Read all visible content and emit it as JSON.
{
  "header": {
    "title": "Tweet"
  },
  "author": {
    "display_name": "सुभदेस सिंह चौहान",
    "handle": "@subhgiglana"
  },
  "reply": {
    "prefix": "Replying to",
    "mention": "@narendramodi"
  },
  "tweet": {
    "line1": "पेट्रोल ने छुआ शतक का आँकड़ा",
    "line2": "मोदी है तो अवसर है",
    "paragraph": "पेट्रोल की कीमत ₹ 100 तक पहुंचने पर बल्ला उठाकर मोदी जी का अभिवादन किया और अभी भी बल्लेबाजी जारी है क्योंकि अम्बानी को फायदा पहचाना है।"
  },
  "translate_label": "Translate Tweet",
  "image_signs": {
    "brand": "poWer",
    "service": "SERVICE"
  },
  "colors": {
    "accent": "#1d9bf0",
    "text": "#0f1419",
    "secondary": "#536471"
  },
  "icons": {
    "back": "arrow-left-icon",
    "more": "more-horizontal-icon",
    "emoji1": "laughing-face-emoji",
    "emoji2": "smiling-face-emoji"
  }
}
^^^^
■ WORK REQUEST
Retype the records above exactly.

■ ANSWER TO THIS PROBLEM
Read all visible content and emit it as JSON.
{
  "header": {
    "title": "Tweet"
  },
  "author": {
    "display_name": "सुभदेस सिंह चौहान",
    "handle": "@subhgiglana"
  },
  "reply": {
    "prefix": "Replying to",
    "mention": "@narendramodi"
  },
  "tweet": {
    "line1": "पेट्रोल ने छुआ शतक का आँकड़ा",
    "line2": "मोदी है तो अवसर है",
    "paragraph": "पेट्रोल की कीमत ₹ 100 तक पहुंचने पर बल्ला उठाकर मोदी जी का अभिवादन किया और अभी भी बल्लेबाजी जारी है क्योंकि अम्बानी को फायदा पहचाना है।"
  },
  "translate_label": "Translate Tweet",
  "image_signs": {
    "brand": "poWer",
    "service": "SERVICE"
  },
  "colors": {
    "accent": "#1d9bf0",
    "text": "#0f1419",
    "secondary": "#536471"
  },
  "icons": {
    "back": "arrow-left-icon",
    "more": "more-horizontal-icon",
    "emoji1": "laughing-face-emoji",
    "emoji2": "smiling-face-emoji"
  }
}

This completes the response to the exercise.